Administrative Procedure Act, 5 U.S.C. §§ 551 et seq.
On April 17, 2015, BSEE published a proposed rule. 80 Fed. Reg. 21,504. BSEE states that because blowout preventer equipment and systems are critical components of many well operations, it was important to collect the best ideas on the prevention of well-control incidents and blowouts to assist in the development of the proposed rule. BSEE therefore included the knowledge, skillset, and experience possessed by the offshore oil and gas industry in developing the proposed rule. Accordingly, BSEE states that it participated in meetings, training, and workshops with industry, standards setting organizations, and other stakeholders in developing the proposed rule. In response to the proposed rule, BSEE received over 172 sets of comments from individual entities (e.g., companies, industry organizations, non-governmental organizations, and private citizens). Some entities submitted comments multiple times. BSEE reviewed all comments and summarized and responded to all relevant and significant comments in the final rule.

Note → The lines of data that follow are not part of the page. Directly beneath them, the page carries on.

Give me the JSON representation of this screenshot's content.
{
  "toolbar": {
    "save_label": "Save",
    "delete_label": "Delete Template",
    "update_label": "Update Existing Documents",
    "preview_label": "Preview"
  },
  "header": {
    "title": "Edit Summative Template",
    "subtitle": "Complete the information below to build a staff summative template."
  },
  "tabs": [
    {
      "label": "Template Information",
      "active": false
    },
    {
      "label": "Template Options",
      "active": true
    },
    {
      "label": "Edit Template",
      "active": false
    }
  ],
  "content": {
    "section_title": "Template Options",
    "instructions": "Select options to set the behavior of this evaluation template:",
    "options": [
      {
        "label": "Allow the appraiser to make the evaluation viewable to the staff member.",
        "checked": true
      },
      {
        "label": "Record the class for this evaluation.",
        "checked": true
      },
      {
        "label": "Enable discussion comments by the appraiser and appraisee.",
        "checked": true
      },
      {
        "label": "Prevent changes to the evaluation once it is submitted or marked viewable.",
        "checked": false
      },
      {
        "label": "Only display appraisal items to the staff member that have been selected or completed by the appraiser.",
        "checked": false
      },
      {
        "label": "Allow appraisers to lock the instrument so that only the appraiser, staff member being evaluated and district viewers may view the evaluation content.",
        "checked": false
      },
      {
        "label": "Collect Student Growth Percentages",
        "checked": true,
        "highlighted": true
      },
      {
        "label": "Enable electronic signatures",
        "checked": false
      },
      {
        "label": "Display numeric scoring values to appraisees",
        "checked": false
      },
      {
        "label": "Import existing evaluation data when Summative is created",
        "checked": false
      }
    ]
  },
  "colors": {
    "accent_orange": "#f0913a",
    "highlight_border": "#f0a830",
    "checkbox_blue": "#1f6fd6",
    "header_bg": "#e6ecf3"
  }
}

Paperwork Reduction Act (PRA), 44 U.S.C. §§ 3501-3520
BSEE states that the rule contains a collection of information that was submitted to the Office of Management and Budget (OMB) for review and approval under PRA. It proposed to revise the section of the existing regulation by updating the OMB control numbers, by rewording some of the explanations for BSEE's information collections, and by adding references to proposed new information collections. After considering comments submitted, BSEE included the proposed language in the final rule without significant revisions. However, in response to certain comments, BSEE revised the estimated burden hours for compliance with some of the information collections in the final rule.
The title of the collection of information for this rule is 30 C.F.R. part 250, subpart G, Well Operations and Equipment. OMB approved the collection under Control Number 1014-0028, with an expiration date of April 30, 2019, and 285,111 hours, and $102,500 non-hour cost burdens. The information collection concerns BOP system requirements and maintaining well control among others; the information is used in BSEE's efforts to regulate oil and gas operations on the outer continental shelf, to protect life and the environment, conserve natural resources, and prevent waste. Potential respondents comprise federal outer continental shelf oil, gas, and sulfur operators and lessees. The frequency of response varies depending upon the requirement. Responses to this collection of information are mandatory or are required to obtain or retain a benefit. The information collection does not include questions of a sensitive nature.
Statutory authorization for the rule
BSEE promulgated this rule under its authority from the Outer Continental Shelf Lands Act (OCSLA), 43 U.S.C. §§ 1331-1356a.
Executive Order No. 12,866 (Regulatory Planning and Review)
BSEE determined that this rule is a significant rulemaking within the definition of Executive Order No. 12,866 because the estimated annual costs or benefits would exceed $100 million in at least 1 year of the 10-year analysis period. Accordingly, the Office of Management and Budget has reviewed this regulation.
Executive Order No. 13,132 (Federalism)
According to BSEE, this rule does not have federalism implications. The rule will not substantially and directly affect the relationship between the federal and state governments. To the extent that state and local governments have a role in outer continental shelf activities, this rule will not affect that role. BSEE concluded that a federalism assessment is not required.